Read a timeline detailing anti-immigration forces' recent attempts to alter the mission of the environmentalist Sierra Club.
1986 Anti-immigration maestro and U.S. English founder John Tanton writes private memos naming the Sierra Club as a potential target for immigration activists.
1988 Tanton's memos are leaked, and their bigoted language provokes executive director Linda Chavez and advisory board member Walter Cronkite to quit U.S. English.
1996 Sierrans for U.S. Population Stabilization (SUSPS) is formed by Ben Zuckerman, Alan Kuper and others to lobby the Club to support immigration restriction.
1998 SUSPS engineers a Club ballot proposition committing the Club to immigration restriction. The proposition fails, 60%-40%.
1999 SUSPS begins supporting candidates for the Club board. The first two — Alan Kuper and Paul Watson, Sea Shepherd Conservation Society founder — are defeated.
2001 A SUSPS-backed ballot proposition opposing urban sprawl, which SUSPS blames largely on immigration, is defeated.
April 2002 Zuckerman is elected to the board.
April 2003 SUSPS-supported candidates Watson and Doug LaFollette join Zuckerman on the board.
Oct. 21, 2003 Intelligence Report editor Mark Potok writes to Club President Larry Fahn warning of a "hostile takeover attempt" by anti-immigration forces.
Fall 2003 Tanton's hate group, The Social Contract Press, asks backers to join the Club to vote for board candidates concerned with "endless U.S. population growth."
Fall 2003 SUSPS announces support for five candidates in the 2004 board elections: Robert van de Hoek, Richard Lamm, Kim McCoy, Frank Morris and David Pimentel.
Jan. 14, 2004 Groundswell Sierra, a group within the Club opposing anti-immigration candidates, goes public.
Jan. 14, 2004 Southern Poverty Law Center co-founder Morris Dees announces he will run for the board, not to win but to urge Club voters to oppose an anti-immigration takeover.
Jan. 15, 2004 Ten former Club presidents write an open letter warning of an "organized effort" to take over the Club. Three other past presidents sign on later.
Late January 2004 Several more hate groups urge their members to join the Club by Jan. 31 to be eligible to vote for the 2004 board election.

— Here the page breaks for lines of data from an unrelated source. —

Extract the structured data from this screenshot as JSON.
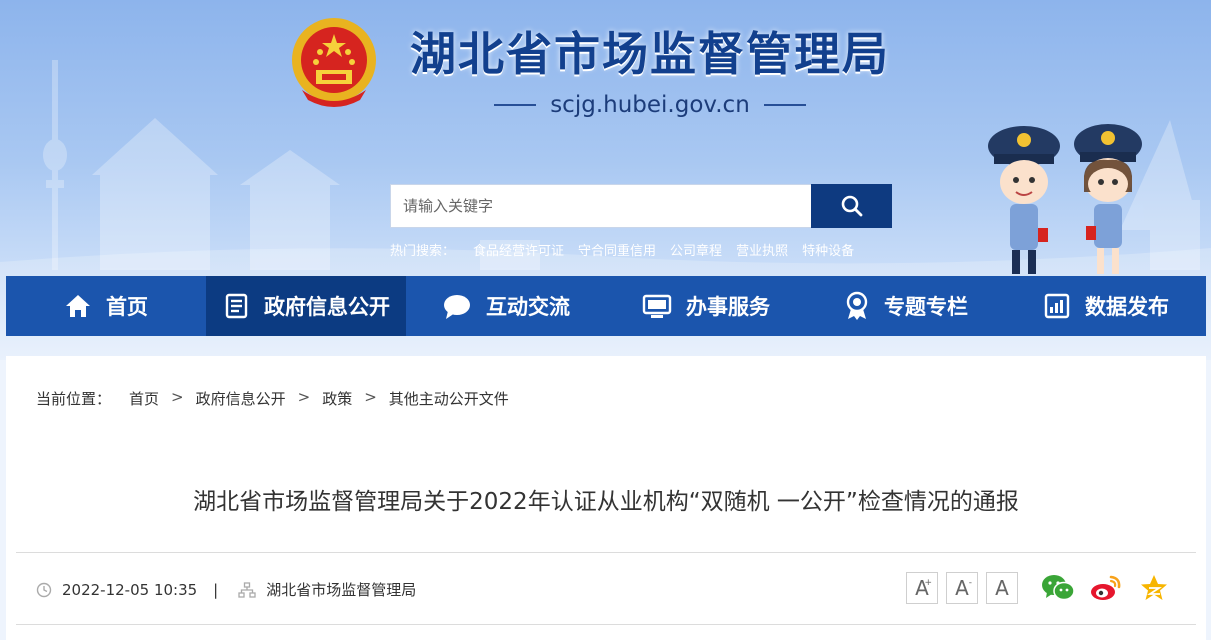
{
  "header": {
    "site_title": "湖北省市场监督管理局",
    "domain": "scjg.hubei.gov.cn"
  },
  "search": {
    "placeholder": "请输入关键字",
    "hot_label": "热门搜索：",
    "hot_keywords": [
      "食品经营许可证",
      "守合同重信用",
      "公司章程",
      "营业执照",
      "特种设备"
    ]
  },
  "nav": [
    {
      "label": "首页",
      "icon": "home-icon"
    },
    {
      "label": "政府信息公开",
      "icon": "document-list-icon"
    },
    {
      "label": "互动交流",
      "icon": "chat-bubble-icon"
    },
    {
      "label": "办事服务",
      "icon": "monitor-icon"
    },
    {
      "label": "专题专栏",
      "icon": "award-badge-icon"
    },
    {
      "label": "数据发布",
      "icon": "bar-chart-icon"
    }
  ],
  "nav_active_index": 1,
  "breadcrumb": {
    "label": "当前位置：",
    "items": [
      "首页",
      "政府信息公开",
      "政策",
      "其他主动公开文件"
    ],
    "separator": ">"
  },
  "article": {
    "title": "湖北省市场监督管理局关于2022年认证从业机构“双随机 一公开”检查情况的通报",
    "datetime": "2022-12-05 10:35",
    "meta_separator": "|",
    "source": "湖北省市场监督管理局"
  },
  "font_controls": [
    "A",
    "A",
    "A"
  ],
  "font_controls_marks": [
    "+",
    "-",
    ""
  ],
  "share": [
    {
      "icon": "wechat-icon",
      "color": "#3aa537"
    },
    {
      "icon": "weibo-icon",
      "color": "#e6162d"
    },
    {
      "icon": "qzone-star-icon",
      "color": "#f7b500"
    }
  ],
  "colors": {
    "nav_bg": "#1b55ad",
    "nav_active": "#0c3b82",
    "title_blue": "#12408e",
    "search_button": "#0e3a80"
  }
}
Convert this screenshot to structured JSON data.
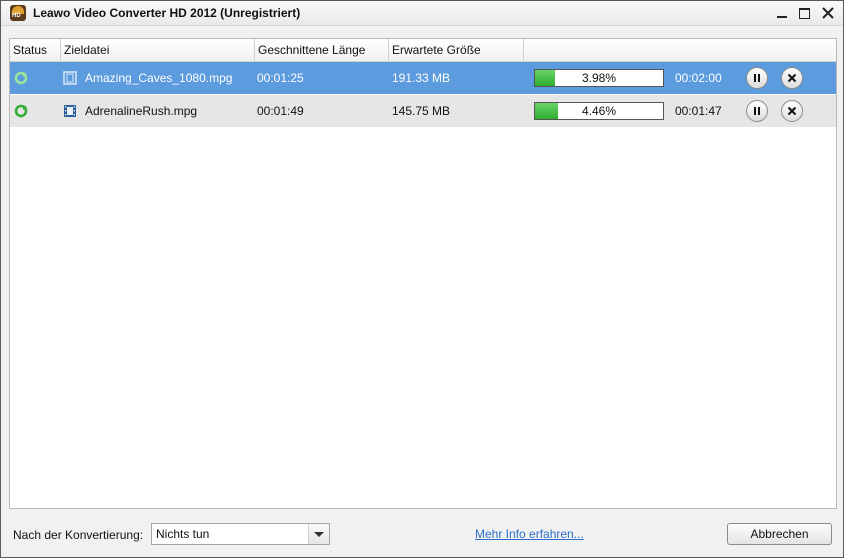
{
  "window": {
    "title": "Leawo Video Converter HD 2012 (Unregistriert)"
  },
  "table": {
    "columns": [
      "Status",
      "Zieldatei",
      "Geschnittene Länge",
      "Erwartete Größe",
      ""
    ],
    "rows": [
      {
        "file": "Amazing_Caves_1080.mpg",
        "length": "00:01:25",
        "size": "191.33 MB",
        "progress": 3.98,
        "progress_text": "3.98%",
        "remaining": "00:02:00",
        "selected": true
      },
      {
        "file": "AdrenalineRush.mpg",
        "length": "00:01:49",
        "size": "145.75 MB",
        "progress": 4.46,
        "progress_text": "4.46%",
        "remaining": "00:01:47",
        "selected": false
      }
    ]
  },
  "footer": {
    "after_label": "Nach der Konvertierung:",
    "after_value": "Nichts tun",
    "more_info": "Mehr Info erfahren...",
    "cancel": "Abbrechen"
  },
  "icons": {
    "status": "converting-refresh-icon",
    "file": "film-icon",
    "pause": "pause-icon",
    "remove": "close-icon"
  },
  "colors": {
    "selection": "#5b9bde",
    "progress": "#3dbb3d",
    "link": "#2a6fc9"
  }
}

Jan. 31, 2004 The period for new members to join in time to vote ends.
Feb. 9, 2004 Board candidates Lamm, Morris and Pimentel sue the Club, demanding "fake candidates" who do not really seek election be forced out.
Feb. 18, 2004 Lamm, Morris and Pimentel unexpectedly drop their lawsuit.
March 1, 2004 Mail-in board election ballots are sent out to all 700,000-plus Club members.
April 21, 2004 Results of the Club's board election are expected to be announced.